- ESPN's president resigned on Monday, leaving a currently unstable company but also a prodigious legacy.
There have been a great many negative stories told about the last few years at ESPN, a period during which the company has turned from a goliath into, well, Goliath himself, laid low by the slings and stones of upstarts, though more than that by unavoidable changes in consumer taste. Skyrocketing sports rights fees and cord-cutting cable subscribers have cut ESPN’s margins down to size, and in response, the Bristol, Conn.-based sports-media concern has undertaken multiple rounds of layoffs (unthinkable a decade ago) and constrained its once boundless ambitions.
Remarkably, though, despite all this, the man who steered ESPN from 2012 until today, John Skipper, enjoys considerable respect and loyalty from those both inside and outside the company and has received little in the way of blame—a testament to the many initiatives, careers and voices he has championed within the sometimes-meatheaded media empire.
On Monday, the 61-year-old Skipper unexpectedly stepped down from his position, citing “a substance addiction” with which he had “struggled for many years,” sending shockwaves through a “stunned” ESPN (as my colleague Richard Deitsch reported earlier today). “I come to this public disclosure with embarrassment, trepidation and a feeling of having let others I care about down. As I deal with this issue and what it means to me and my family, I ask for appropriate privacy and a little understanding,” Skipper said in a statement.
The peculiar timing of his departure—in the wake of a long-term contract extension for Skipper, a major corporate transaction for ESPN parent Disney, a year of public-relations missteps for ESPN, and a national reckoning that has cost many powerful men their jobs—is likely to be the central concern of Skipper-related discussion in the coming days.

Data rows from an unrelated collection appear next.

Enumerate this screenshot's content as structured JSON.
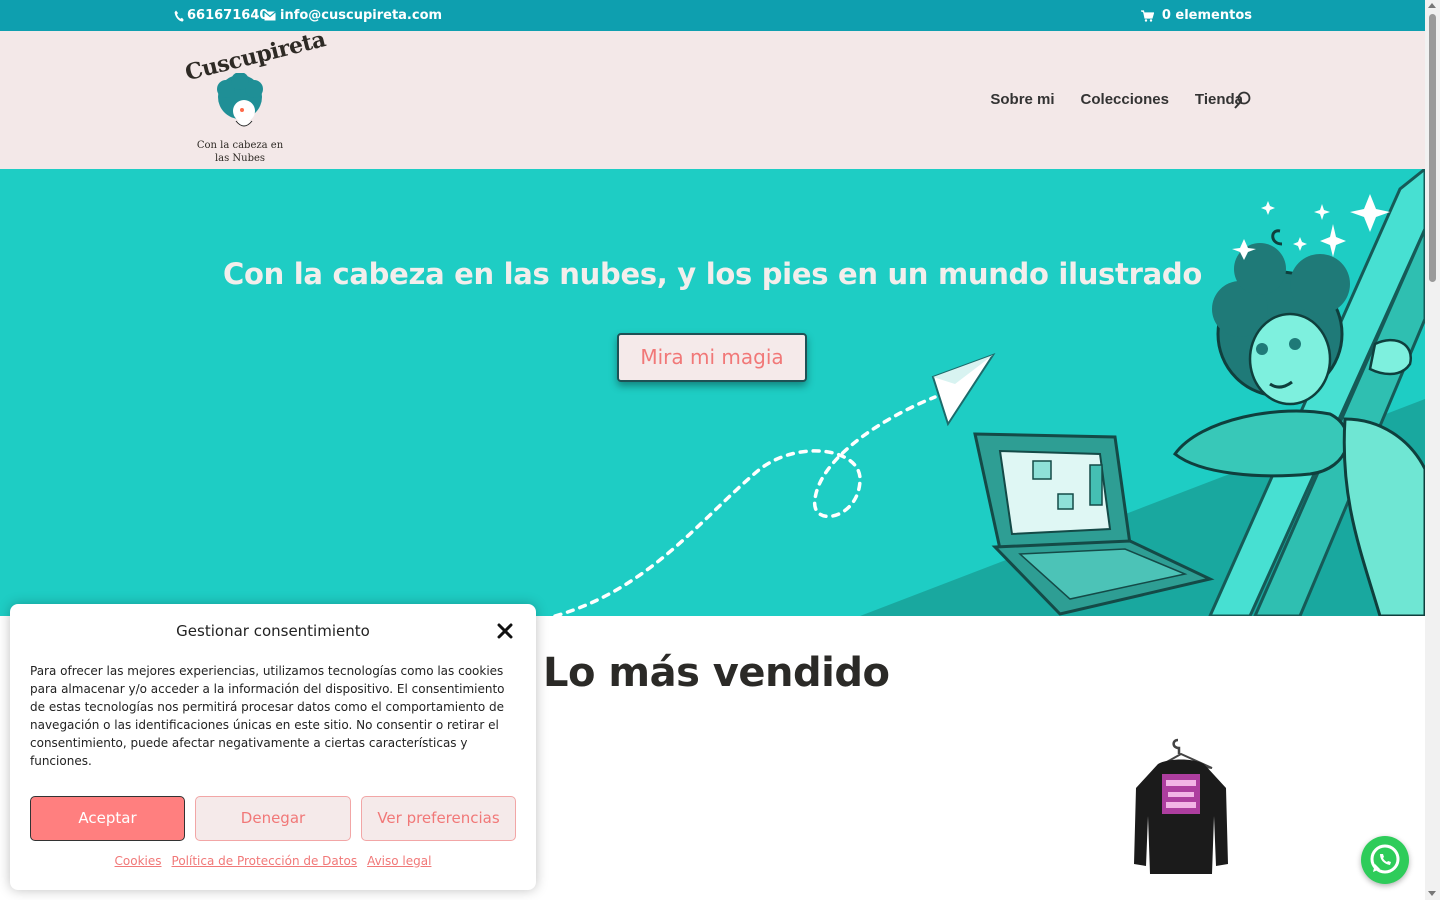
{
  "topbar": {
    "phone": "661671640",
    "email": "info@cuscupireta.com",
    "cart_label": "0 elementos"
  },
  "header": {
    "logo_wordmark": "Cuscupireta",
    "logo_tagline_line1": "Con la cabeza en",
    "logo_tagline_line2": "las Nubes",
    "nav": [
      "Sobre mi",
      "Colecciones",
      "Tienda"
    ]
  },
  "hero": {
    "title": "Con la cabeza en las nubes, y los pies en un mundo ilustrado",
    "cta_label": "Mira mi magia"
  },
  "section": {
    "title": "Lo más vendido"
  },
  "consent": {
    "title": "Gestionar consentimiento",
    "body": "Para ofrecer las mejores experiencias, utilizamos tecnologías como las cookies para almacenar y/o acceder a la información del dispositivo. El consentimiento de estas tecnologías nos permitirá procesar datos como el comportamiento de navegación o las identificaciones únicas en este sitio. No consentir o retirar el consentimiento, puede afectar negativamente a ciertas características y funciones.",
    "accept_label": "Aceptar",
    "deny_label": "Denegar",
    "prefs_label": "Ver preferencias",
    "links": [
      "Cookies",
      "Política de Protección de Datos",
      "Aviso legal"
    ]
  },
  "icons": {
    "phone": "phone-icon",
    "email": "envelope-icon",
    "cart": "cart-icon",
    "search": "search-icon",
    "close": "close-icon",
    "whatsapp": "whatsapp-icon"
  },
  "colors": {
    "topbar": "#0e9faf",
    "header": "#f3e8e8",
    "hero": "#1ecdc4",
    "accent": "#ff7f7f",
    "accent_text": "#f17878"
  }
}
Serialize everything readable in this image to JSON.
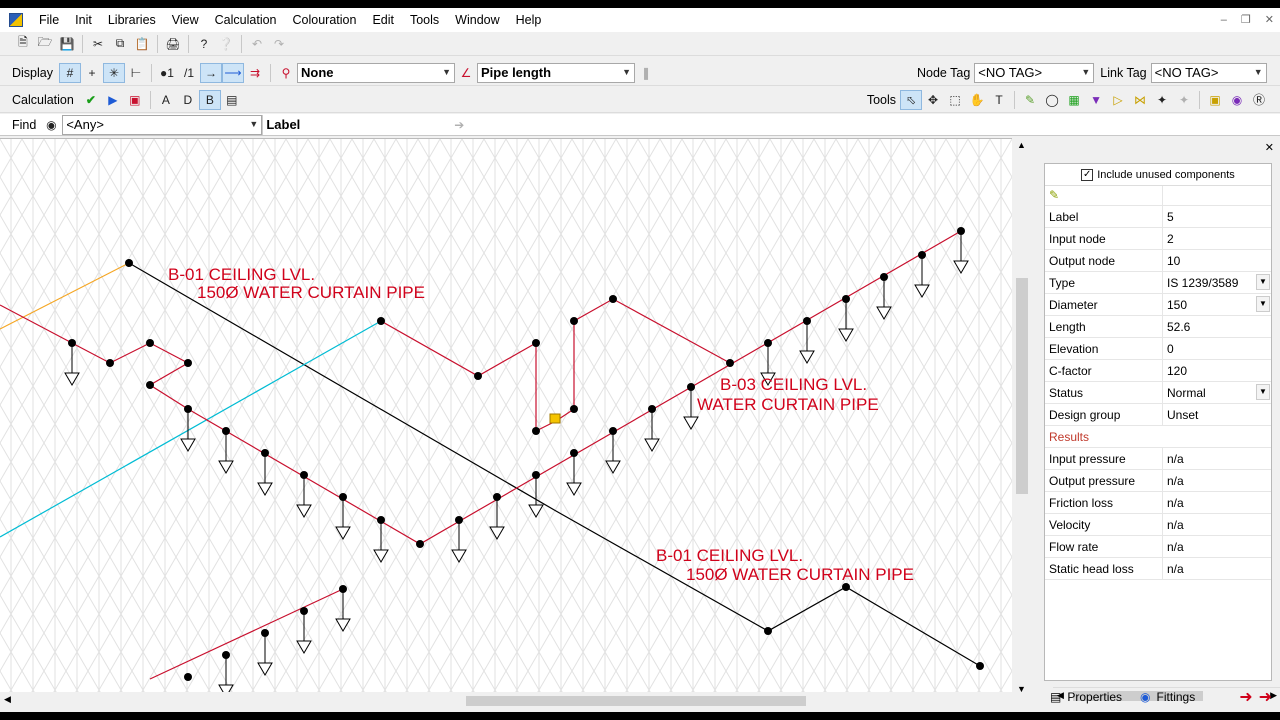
{
  "menu": [
    "File",
    "Init",
    "Libraries",
    "View",
    "Calculation",
    "Colouration",
    "Edit",
    "Tools",
    "Window",
    "Help"
  ],
  "toolbar2": {
    "display_label": "Display",
    "node_colour_value": "None",
    "link_colour_value": "Pipe length",
    "node_tag_label": "Node Tag",
    "node_tag_value": "<NO TAG>",
    "link_tag_label": "Link Tag",
    "link_tag_value": "<NO TAG>"
  },
  "toolbar3": {
    "calculation_label": "Calculation",
    "a_label": "A",
    "d_label": "D",
    "b_label": "B",
    "tools_label": "Tools"
  },
  "find": {
    "label": "Find",
    "value": "<Any>",
    "field": "Label"
  },
  "canvas": {
    "annotations": [
      {
        "line1": "B-01 CEILING LVL.",
        "line2": "150Ø WATER CURTAIN PIPE"
      },
      {
        "line1": "B-03 CEILING LVL.",
        "line2": "WATER CURTAIN PIPE"
      },
      {
        "line1": "B-01 CEILING LVL.",
        "line2": "150Ø WATER CURTAIN PIPE"
      }
    ]
  },
  "properties": {
    "include_unused": "Include unused components",
    "rows": [
      {
        "key": "Label",
        "value": "5"
      },
      {
        "key": "Input node",
        "value": "2"
      },
      {
        "key": "Output node",
        "value": "10"
      },
      {
        "key": "Type",
        "value": "IS 1239/3589"
      },
      {
        "key": "Diameter",
        "value": "150"
      },
      {
        "key": "Length",
        "value": "52.6"
      },
      {
        "key": "Elevation",
        "value": "0"
      },
      {
        "key": "C-factor",
        "value": "120"
      },
      {
        "key": "Status",
        "value": "Normal"
      },
      {
        "key": "Design group",
        "value": "Unset"
      }
    ],
    "results_header": "Results",
    "results": [
      {
        "key": "Input pressure",
        "value": "n/a"
      },
      {
        "key": "Output pressure",
        "value": "n/a"
      },
      {
        "key": "Friction loss",
        "value": "n/a"
      },
      {
        "key": "Velocity",
        "value": "n/a"
      },
      {
        "key": "Flow rate",
        "value": "n/a"
      },
      {
        "key": "Static head loss",
        "value": "n/a"
      }
    ],
    "tab_properties": "Properties",
    "tab_fittings": "Fittings"
  },
  "colors": {
    "annotation_red": "#d0021b",
    "pipe_red": "#c8102e",
    "pipe_black": "#000000",
    "grid": "#dedede",
    "cyan": "#00bcd4",
    "orange": "#f5a623"
  }
}
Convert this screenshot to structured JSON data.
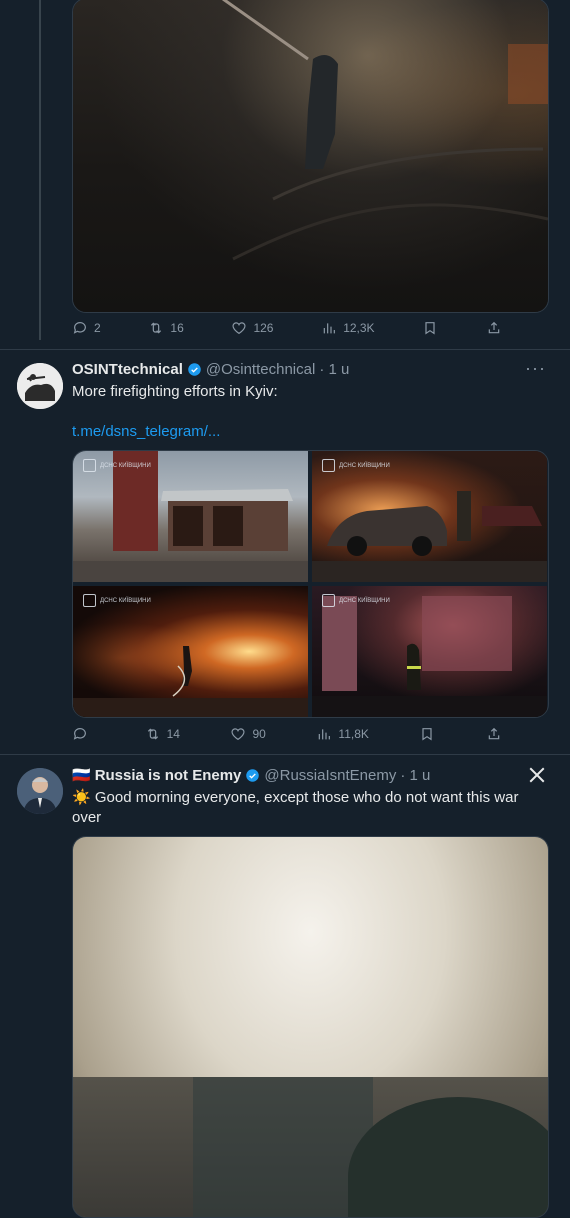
{
  "post1": {
    "stats": {
      "replies": "2",
      "reposts": "16",
      "likes": "126",
      "views": "12,3K"
    }
  },
  "post2": {
    "display_name": "OSINTtechnical",
    "handle": "@Osinttechnical",
    "time": "· 1 u",
    "text": "More firefighting efforts in Kyiv:",
    "link": "t.me/dsns_telegram/...",
    "watermark": "ДСНС КИЇВЩИНИ",
    "stats": {
      "replies": "",
      "reposts": "14",
      "likes": "90",
      "views": "11,8K"
    }
  },
  "post3": {
    "flag": "🇷🇺",
    "display_name": "Russia is not Enemy",
    "handle": "@RussiaIsntEnemy",
    "time": "· 1 u",
    "sun": "☀️",
    "text": "Good morning everyone, except those who do not want this war over"
  },
  "icons": [
    "reply-icon",
    "repost-icon",
    "like-icon",
    "views-icon",
    "bookmark-icon",
    "share-icon",
    "verified-icon",
    "more-icon",
    "x-logo-icon"
  ],
  "colors": {
    "background": "#15202b",
    "accent": "#1d9bf0",
    "muted": "#8b98a5",
    "text": "#e7e9ea"
  }
}
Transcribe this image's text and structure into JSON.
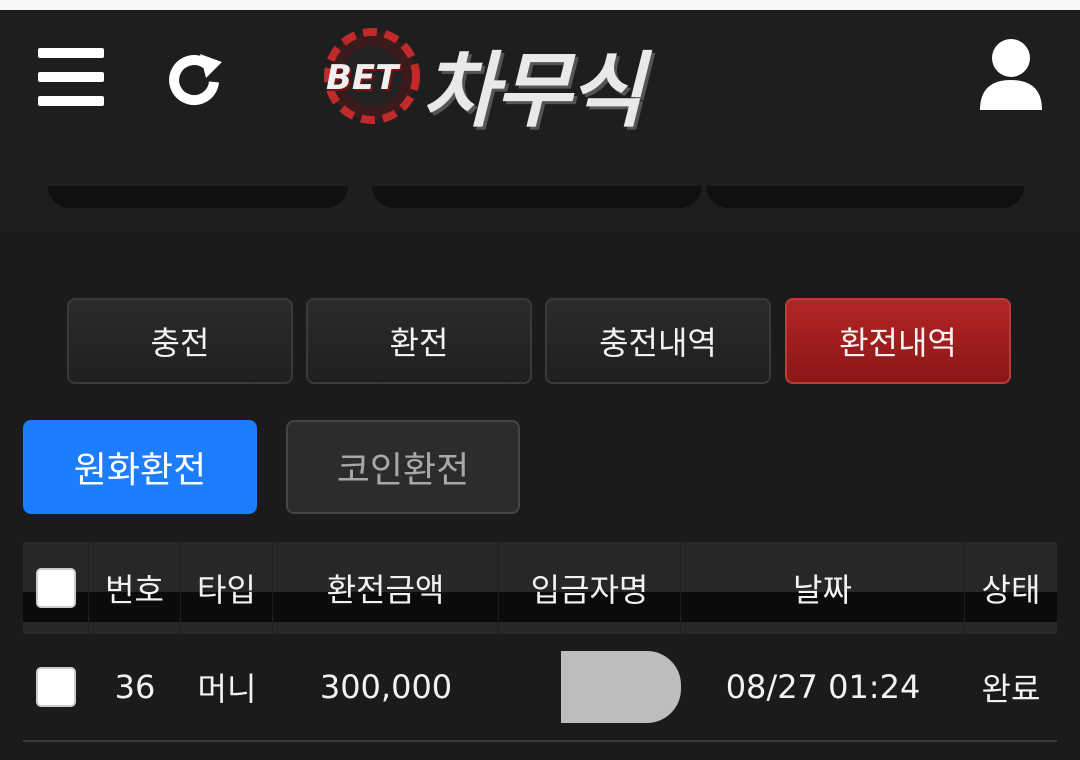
{
  "header": {
    "logo_prefix": "BET",
    "logo_word": "차무식",
    "icons": [
      "menu-icon",
      "refresh-icon",
      "user-icon"
    ]
  },
  "tabs": [
    {
      "label": "충전",
      "active": false
    },
    {
      "label": "환전",
      "active": false
    },
    {
      "label": "충전내역",
      "active": false
    },
    {
      "label": "환전내역",
      "active": true
    }
  ],
  "subtabs": [
    {
      "label": "원화환전",
      "active": true
    },
    {
      "label": "코인환전",
      "active": false
    }
  ],
  "table": {
    "columns": [
      "번호",
      "타입",
      "환전금액",
      "입금자명",
      "날짜",
      "상태"
    ],
    "rows": [
      {
        "no": "36",
        "type": "머니",
        "amount": "300,000",
        "depositor": "",
        "date": "08/27 01:24",
        "status": "완료"
      }
    ]
  },
  "colors": {
    "active_tab": "#a31e1e",
    "active_subtab": "#1c7dff",
    "background": "#1b1b1b"
  }
}
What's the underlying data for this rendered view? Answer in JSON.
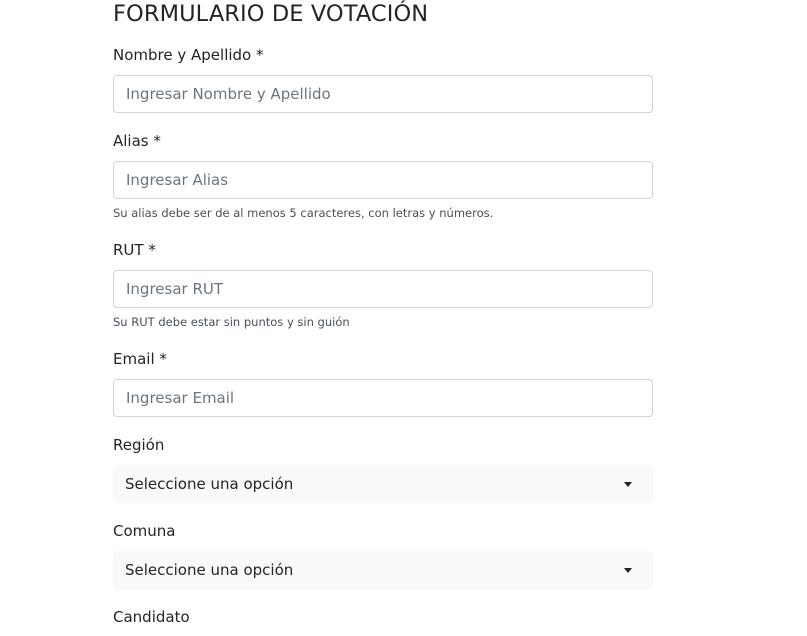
{
  "form": {
    "title": "FORMULARIO DE VOTACIÓN",
    "name": {
      "label": "Nombre y Apellido *",
      "placeholder": "Ingresar Nombre y Apellido",
      "value": ""
    },
    "alias": {
      "label": "Alias *",
      "placeholder": "Ingresar Alias",
      "value": "",
      "help": "Su alias debe ser de al menos 5 caracteres, con letras y números."
    },
    "rut": {
      "label": "RUT *",
      "placeholder": "Ingresar RUT",
      "value": "",
      "help": "Su RUT debe estar sin puntos y sin guión"
    },
    "email": {
      "label": "Email *",
      "placeholder": "Ingresar Email",
      "value": ""
    },
    "region": {
      "label": "Región",
      "selected": "Seleccione una opción"
    },
    "comuna": {
      "label": "Comuna",
      "selected": "Seleccione una opción"
    },
    "candidato": {
      "label": "Candidato"
    }
  }
}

But the speculation should not distract from the discussion of what Skipper achieved while in charge of the Worldwide Leader. He made ESPN gobs of cash, sure, but he also made the network smarter and sharper. There is a reason everyone from Jemele Hill to Keith Olbermann to Tom Junod went to bat for the man and his character after his departure on Monday. Dan Le Batard was crying while announcing the news on his show.
Boasting a magazine-world background and a master’s in English from Columbia (his studies focused on British satire), Skipper arrived at ESPN in 1997 to help launch ESPN The Magazine. After less than a decade, he was overseeing all content for ESPN, pushing the company to invest extensively in digital alongside sports rights, DVR- and disruption-proofing it for a time. Skipper championed soccer and the NBA, realizing that ESPN, armed with its many affiliates and platforms, could get more out of broadcast rights than any of its competitors could. (Whatever rights-fee increases the network had to pay it could pass along to consumers by way of their cable bills.)
What a model Skipper inherited when he took the reins from George Bodenheimer in 2012. (Bodenheimer has now returned to the company on an interim basis to replace Skipper.) He could have sat beside the mail drop in Bristol and watched the checks roll in. Instead, though, he took chances—on Bill Simmons and his since-shuttered Grantland project, which published a host of ambitious work that would never have found a home elsewhere in ESPN’s empire; on Nate Silver’s FiveThirtyEight site; on The Undefeated; on 30 for 30. As investments, these projects mattered little within the context of ESPN’s gigantic budget, but they conferred enough prestige upon the company to keep Skipper’s favor. (His tastes were not exclusively highbrow—he also boosted the career of Jamie Horowitz, who bears responsibility for First Take.) He also sent a great deal of cash journalists’ way in an era when most every other outlet was scaling back. Even after all the layoffs, ESPN has a fearsome roster of writers and reporters.
Not every initiative of his was a success. He takes the blame for fiascos from ESPN Mobile to Hill’s suspension to the one-episode run of Barstool Van Talk, and the company probably would have been better off sitting out more rights bidding frenzies than it did.
And after all of 2017’s events, he leaves the company in a precarious spot—unsure, as The Ringer’s Bryan Curtis pointed out, of what it even is anymore. Nevertheless, all of sports fandom benefits from an enlightened and ambitious ESPN. In the wake of the unexpected departure of the company’s enlightened and ambitious leader, there is less reason today than there was yesterday to expect that kind of network.